## What you should do:
Copy all of the entries that follow, exactly.

(Extracted entries Opens)

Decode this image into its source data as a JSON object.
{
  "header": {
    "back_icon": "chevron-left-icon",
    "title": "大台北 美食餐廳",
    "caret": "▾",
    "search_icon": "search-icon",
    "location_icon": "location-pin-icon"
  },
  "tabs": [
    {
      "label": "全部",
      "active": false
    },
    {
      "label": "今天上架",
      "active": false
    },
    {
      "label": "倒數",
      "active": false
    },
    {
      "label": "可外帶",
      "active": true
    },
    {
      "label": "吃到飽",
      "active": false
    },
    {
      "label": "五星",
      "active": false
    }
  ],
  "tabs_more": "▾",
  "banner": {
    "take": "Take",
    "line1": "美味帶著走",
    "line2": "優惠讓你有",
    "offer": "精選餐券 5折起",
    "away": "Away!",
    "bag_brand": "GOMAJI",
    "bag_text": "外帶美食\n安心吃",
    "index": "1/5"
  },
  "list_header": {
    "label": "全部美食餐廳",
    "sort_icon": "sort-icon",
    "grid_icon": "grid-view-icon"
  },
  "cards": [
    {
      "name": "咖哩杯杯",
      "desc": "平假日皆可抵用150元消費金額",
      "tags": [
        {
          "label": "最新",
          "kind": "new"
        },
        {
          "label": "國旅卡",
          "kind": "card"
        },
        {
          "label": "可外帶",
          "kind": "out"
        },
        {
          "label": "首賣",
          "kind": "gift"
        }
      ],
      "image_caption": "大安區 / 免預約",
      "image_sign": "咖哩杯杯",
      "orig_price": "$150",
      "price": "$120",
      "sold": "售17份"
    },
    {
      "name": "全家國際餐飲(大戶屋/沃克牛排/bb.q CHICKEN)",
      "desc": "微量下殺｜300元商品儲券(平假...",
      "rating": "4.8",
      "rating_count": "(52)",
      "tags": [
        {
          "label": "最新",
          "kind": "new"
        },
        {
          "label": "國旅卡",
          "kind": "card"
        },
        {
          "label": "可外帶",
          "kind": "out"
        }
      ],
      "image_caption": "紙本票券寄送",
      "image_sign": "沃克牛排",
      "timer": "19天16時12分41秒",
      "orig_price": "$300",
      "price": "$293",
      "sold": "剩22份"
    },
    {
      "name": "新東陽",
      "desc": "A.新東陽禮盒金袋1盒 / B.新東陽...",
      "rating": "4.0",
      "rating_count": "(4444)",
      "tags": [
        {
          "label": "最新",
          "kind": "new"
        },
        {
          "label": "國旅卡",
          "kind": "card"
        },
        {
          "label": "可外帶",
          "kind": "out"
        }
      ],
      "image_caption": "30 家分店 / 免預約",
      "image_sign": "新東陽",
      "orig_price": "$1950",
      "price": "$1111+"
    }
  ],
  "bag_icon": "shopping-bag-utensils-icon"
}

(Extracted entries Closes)

## Result of the exercise:
Decode this image into its source data as a JSON object.
{
  "header": {
    "back_icon": "chevron-left-icon",
    "title": "大台北 美食餐廳",
    "caret": "▾",
    "search_icon": "search-icon",
    "location_icon": "location-pin-icon"
  },
  "tabs": [
    {
      "label": "全部",
      "active": false
    },
    {
      "label": "今天上架",
      "active": false
    },
    {
      "label": "倒數",
      "active": false
    },
    {
      "label": "可外帶",
      "active": true
    },
    {
      "label": "吃到飽",
      "active": false
    },
    {
      "label": "五星",
      "active": false
    }
  ],
  "tabs_more": "▾",
  "banner": {
    "take": "Take",
    "line1": "美味帶著走",
    "line2": "優惠讓你有",
    "offer": "精選餐券 5折起",
    "away": "Away!",
    "bag_brand": "GOMAJI",
    "bag_text": "外帶美食\n安心吃",
    "index": "1/5"
  },
  "list_header": {
    "label": "全部美食餐廳",
    "sort_icon": "sort-icon",
    "grid_icon": "grid-view-icon"
  },
  "cards": [
    {
      "name": "咖哩杯杯",
      "desc": "平假日皆可抵用150元消費金額",
      "tags": [
        {
          "label": "最新",
          "kind": "new"
        },
        {
          "label": "國旅卡",
          "kind": "card"
        },
        {
          "label": "可外帶",
          "kind": "out"
        },
        {
          "label": "首賣",
          "kind": "gift"
        }
      ],
      "image_caption": "大安區 / 免預約",
      "image_sign": "咖哩杯杯",
      "orig_price": "$150",
      "price": "$120",
      "sold": "售17份"
    },
    {
      "name": "全家國際餐飲(大戶屋/沃克牛排/bb.q CHICKEN)",
      "desc": "微量下殺｜300元商品儲券(平假...",
      "rating": "4.8",
      "rating_count": "(52)",
      "tags": [
        {
          "label": "最新",
          "kind": "new"
        },
        {
          "label": "國旅卡",
          "kind": "card"
        },
        {
          "label": "可外帶",
          "kind": "out"
        }
      ],
      "image_caption": "紙本票券寄送",
      "image_sign": "沃克牛排",
      "timer": "19天16時12分41秒",
      "orig_price": "$300",
      "price": "$293",
      "sold": "剩22份"
    },
    {
      "name": "新東陽",
      "desc": "A.新東陽禮盒金袋1盒 / B.新東陽...",
      "rating": "4.0",
      "rating_count": "(4444)",
      "tags": [
        {
          "label": "最新",
          "kind": "new"
        },
        {
          "label": "國旅卡",
          "kind": "card"
        },
        {
          "label": "可外帶",
          "kind": "out"
        }
      ],
      "image_caption": "30 家分店 / 免預約",
      "image_sign": "新東陽",
      "orig_price": "$1950",
      "price": "$1111+"
    }
  ],
  "bag_icon": "shopping-bag-utensils-icon"
}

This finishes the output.